Many divorce settlements and parenting plans include clauses that restrict parents from transporting their shared children certain distances without the permission of the other parent. This includes situations where one parent wishes to move to an area that places the parents farther away from one another, according to Michigan legislation. At the Law Offices of Lisa Stern, we understand that life circumstances change, and that parental relocation may become an issue at some point.
When one parent is looking to move to another area, he or she must petition the court for permission. In these cases, the court may take into consideration certain factors, such as the parent’s primary motive for moving. If the parent is attempting to move as a way to cause chaos and interrupt the parenting schedule, the court may deny the relocation petition. The judge may also determine if domestic violence was involved.
Ultimately, the court will look at whether or not the move benefits the children in any way. For example, if non-custodial parents are moving to obtain better financial stability, it may help them meet their child support obligations and help the child financially. Moving to a different environment may improve the child’s education. Furthermore, the move may be advantageous to the child’s overall living environment.
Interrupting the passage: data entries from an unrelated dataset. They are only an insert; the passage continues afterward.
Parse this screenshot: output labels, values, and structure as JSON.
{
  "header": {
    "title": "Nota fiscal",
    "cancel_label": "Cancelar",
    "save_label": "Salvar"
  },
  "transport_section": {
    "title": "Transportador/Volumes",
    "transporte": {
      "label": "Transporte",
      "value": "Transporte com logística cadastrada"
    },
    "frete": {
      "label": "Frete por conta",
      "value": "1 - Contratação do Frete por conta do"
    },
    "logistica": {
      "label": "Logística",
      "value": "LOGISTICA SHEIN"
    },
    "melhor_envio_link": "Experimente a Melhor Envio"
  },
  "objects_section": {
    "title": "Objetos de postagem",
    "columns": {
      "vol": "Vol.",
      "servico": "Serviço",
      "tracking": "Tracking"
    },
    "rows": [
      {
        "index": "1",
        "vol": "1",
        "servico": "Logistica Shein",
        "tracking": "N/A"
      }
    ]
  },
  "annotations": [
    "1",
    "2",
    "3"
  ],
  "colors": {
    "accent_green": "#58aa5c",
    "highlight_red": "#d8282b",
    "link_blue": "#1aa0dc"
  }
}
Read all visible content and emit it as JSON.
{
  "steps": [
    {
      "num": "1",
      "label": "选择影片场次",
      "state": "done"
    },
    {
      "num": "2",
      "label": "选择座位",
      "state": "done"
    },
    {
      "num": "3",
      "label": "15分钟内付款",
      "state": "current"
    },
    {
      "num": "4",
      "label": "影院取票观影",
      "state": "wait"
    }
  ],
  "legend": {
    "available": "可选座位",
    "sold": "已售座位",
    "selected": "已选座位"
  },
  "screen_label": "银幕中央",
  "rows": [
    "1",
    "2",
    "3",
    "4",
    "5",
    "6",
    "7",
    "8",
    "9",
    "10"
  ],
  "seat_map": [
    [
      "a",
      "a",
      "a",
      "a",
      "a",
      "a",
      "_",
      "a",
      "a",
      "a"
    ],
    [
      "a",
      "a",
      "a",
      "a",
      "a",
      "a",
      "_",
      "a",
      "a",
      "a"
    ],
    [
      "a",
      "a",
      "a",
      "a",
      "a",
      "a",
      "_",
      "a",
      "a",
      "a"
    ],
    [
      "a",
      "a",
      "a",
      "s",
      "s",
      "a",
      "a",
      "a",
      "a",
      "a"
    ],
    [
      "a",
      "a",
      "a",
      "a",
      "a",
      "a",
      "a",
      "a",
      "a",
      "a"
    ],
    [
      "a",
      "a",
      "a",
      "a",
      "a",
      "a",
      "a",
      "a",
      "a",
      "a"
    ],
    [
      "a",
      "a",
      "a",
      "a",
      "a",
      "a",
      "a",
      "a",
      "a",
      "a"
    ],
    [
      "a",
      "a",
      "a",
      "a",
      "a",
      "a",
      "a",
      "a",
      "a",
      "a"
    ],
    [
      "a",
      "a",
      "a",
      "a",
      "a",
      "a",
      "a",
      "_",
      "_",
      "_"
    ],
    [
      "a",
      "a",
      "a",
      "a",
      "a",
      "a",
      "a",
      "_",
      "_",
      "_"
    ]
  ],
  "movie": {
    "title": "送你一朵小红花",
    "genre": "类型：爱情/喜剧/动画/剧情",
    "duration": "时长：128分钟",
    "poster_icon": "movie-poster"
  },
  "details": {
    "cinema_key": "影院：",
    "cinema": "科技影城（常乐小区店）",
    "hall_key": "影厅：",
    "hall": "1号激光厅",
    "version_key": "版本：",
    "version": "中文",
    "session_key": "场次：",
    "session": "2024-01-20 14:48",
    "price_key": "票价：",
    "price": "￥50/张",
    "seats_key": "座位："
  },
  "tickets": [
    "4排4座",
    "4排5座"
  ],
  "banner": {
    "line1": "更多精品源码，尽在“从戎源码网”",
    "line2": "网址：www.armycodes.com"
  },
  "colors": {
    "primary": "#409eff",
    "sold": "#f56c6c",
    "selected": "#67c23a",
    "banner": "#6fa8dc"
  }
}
Before a final decision is made, the judge will ensure that the parents have a plan in place.
To learn more about the legalities involved when making modifications to residences in a parenting plan, visit our page on parental relocation.